LePage also cited recent statistics that marijuana-related traffic deaths have increased in the years since November 2012, when Colorado voters approved a ballot measure to legalize recreational marijuana. Sales of adult-use cannabis started a little less than 14 months later, in January 2014.
Friday was the last day for LePage to veto this bill as well as one delaying implementation of ranked-choice voting. His other options were to sign the bill into law or let it become law without his signature.
The Maine Marijuana Project called on lawmakers to override the governor’s veto, The Associated Press reported. The group said legislators should allow marijuana sales, likely in 2019.
“Governor LePage has made a mistake by vetoing this legislation. Instead of a regulated and controlled system of marijuana cultivation and sales, Maine will continue to support the unregulated market,” said David Boyer, political director of the marijuana advocacy group.
A group opposed to the bill, Smart Approaches to Marijuana, praised the governor for vetoing the “flawed bill,” according to AP.
“This bill has gaping holes with respect to youth access and public safety. We now call on Maine lawmakers to do the right thing and sustain the veto,” said SAM Chairman Scott Gagnon.
In October, LePage had called for the legislature to delay sales until 2019 while they worked on the details of regulation.
It has been legal to possess and grow marijuana in the state since February 1, but in late January, the legislature delayed sales until February 1, 2018.
Maine voters narrowly voted to legalize marijuana for recreational use a year ago. The vote was so close that there was a two-day recount.
In January, when LePage was signing the voter-approved referendum, he said he remained skeptical of whether it is wise for the state to implement legalized marijuana for recreational use.

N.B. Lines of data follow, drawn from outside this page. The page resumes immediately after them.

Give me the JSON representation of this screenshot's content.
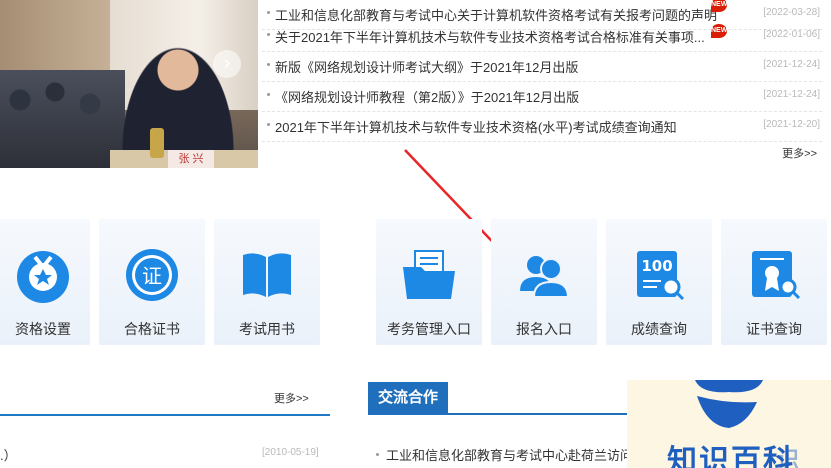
{
  "news": {
    "items": [
      {
        "title": "工业和信息化部教育与考试中心关于计算机软件资格考试有关报考问题的声明",
        "date": "[2022-03-28]",
        "badge": "NEW"
      },
      {
        "title": "关于2021年下半年计算机技术与软件专业技术资格考试合格标准有关事项...",
        "date": "[2022-01-06]",
        "badge": "NEW"
      },
      {
        "title": "新版《网络规划设计师考试大纲》于2021年12月出版",
        "date": "[2021-12-24]",
        "badge": ""
      },
      {
        "title": "《网络规划设计师教程（第2版）》于2021年12月出版",
        "date": "[2021-12-24]",
        "badge": ""
      },
      {
        "title": "2021年下半年计算机技术与软件专业技术资格(水平)考试成绩查询通知",
        "date": "[2021-12-20]",
        "badge": ""
      }
    ],
    "more": "更多>>"
  },
  "photo": {
    "nameplate": "张 兴"
  },
  "tiles": [
    {
      "label": "资格设置",
      "icon": "medal-icon"
    },
    {
      "label": "合格证书",
      "icon": "certificate-seal-icon"
    },
    {
      "label": "考试用书",
      "icon": "book-icon"
    },
    {
      "label": "考务管理入口",
      "icon": "folder-icon"
    },
    {
      "label": "报名入口",
      "icon": "users-icon"
    },
    {
      "label": "成绩查询",
      "icon": "score-search-icon"
    },
    {
      "label": "证书查询",
      "icon": "certificate-search-icon"
    }
  ],
  "left_section": {
    "more": "更多>>",
    "item": ".）",
    "date": "[2010-05-19]"
  },
  "right_section": {
    "tab": "交流合作",
    "item": "工业和信息化部教育与考试中心赴荷兰访问"
  },
  "watermark": {
    "text": "知识百科",
    "extra": "识"
  },
  "colors": {
    "accent": "#1f6fbd",
    "tile_icon": "#1e88e5",
    "arrow": "#e8262a"
  }
}
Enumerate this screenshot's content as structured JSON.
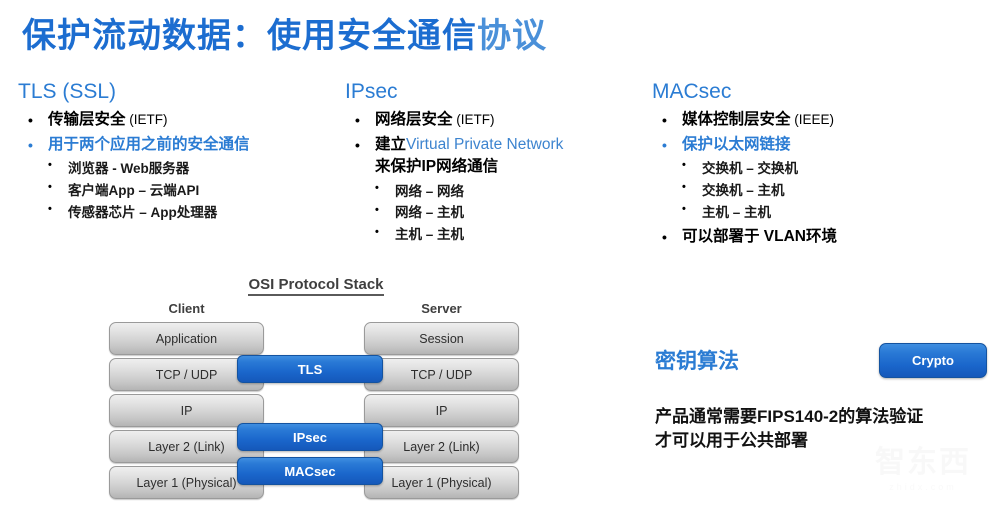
{
  "title": {
    "main": "保护流动数据：使用安全通信",
    "tail": "协议",
    "accent_color": "#1c6dd0"
  },
  "columns": [
    {
      "key": "tls",
      "heading": "TLS (SSL)",
      "items": [
        {
          "bullet": "•",
          "text": "传输层安全",
          "suffix": " (IETF)",
          "accent": false
        },
        {
          "bullet": "•",
          "text": "用于两个应用之前的安全通信",
          "suffix": "",
          "accent": true
        }
      ],
      "subitems": [
        {
          "bullet": "•",
          "text": "浏览器 - Web服务器"
        },
        {
          "bullet": "•",
          "text": "客户端App – 云端API"
        },
        {
          "bullet": "•",
          "text": "传感器芯片 – App处理器"
        }
      ]
    },
    {
      "key": "ipsec",
      "heading": "IPsec",
      "items": [
        {
          "bullet": "•",
          "text": "网络层安全",
          "suffix": " (IETF)",
          "accent": false
        }
      ],
      "vpn_line_prefix": "建立",
      "vpn_line_blue": "Virtual Private Network",
      "vpn_line_second": "来保护IP网络通信",
      "subitems": [
        {
          "bullet": "•",
          "text": "网络 – 网络"
        },
        {
          "bullet": "•",
          "text": "网络 – 主机"
        },
        {
          "bullet": "•",
          "text": "主机 – 主机"
        }
      ]
    },
    {
      "key": "macsec",
      "heading": "MACsec",
      "items": [
        {
          "bullet": "•",
          "text": "媒体控制层安全",
          "suffix": " (IEEE)",
          "accent": false
        },
        {
          "bullet": "•",
          "text": "保护以太网链接",
          "suffix": "",
          "accent": true
        }
      ],
      "subitems": [
        {
          "bullet": "•",
          "text": "交换机 – 交换机"
        },
        {
          "bullet": "•",
          "text": "交换机 – 主机"
        },
        {
          "bullet": "•",
          "text": "主机 – 主机"
        }
      ],
      "trailing_item": {
        "bullet": "•",
        "text": "可以部署于 VLAN环境"
      }
    }
  ],
  "osi": {
    "title": "OSI  Protocol Stack",
    "client_label": "Client",
    "server_label": "Server",
    "client_layers": [
      "Application",
      "TCP / UDP",
      "IP",
      "Layer 2 (Link)",
      "Layer 1 (Physical)"
    ],
    "server_layers": [
      "Session",
      "TCP / UDP",
      "IP",
      "Layer 2 (Link)",
      "Layer 1 (Physical)"
    ],
    "protocol_bars": [
      {
        "label": "TLS"
      },
      {
        "label": "IPsec"
      },
      {
        "label": "MACsec"
      }
    ],
    "bar_color": "#1a66cb",
    "box_color": "#d2d2d2"
  },
  "crypto": {
    "heading": "密钥算法",
    "button_label": "Crypto",
    "note_line1": "产品通常需要FIPS140-2的算法验证",
    "note_line2": "才可以用于公共部署"
  },
  "watermark": {
    "text": "智东西",
    "sub": "zhidx.com"
  }
}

The Associated Press contributed to this story.
Read: Maine Gov. Paul LePage veto letter of marijuana legalization bill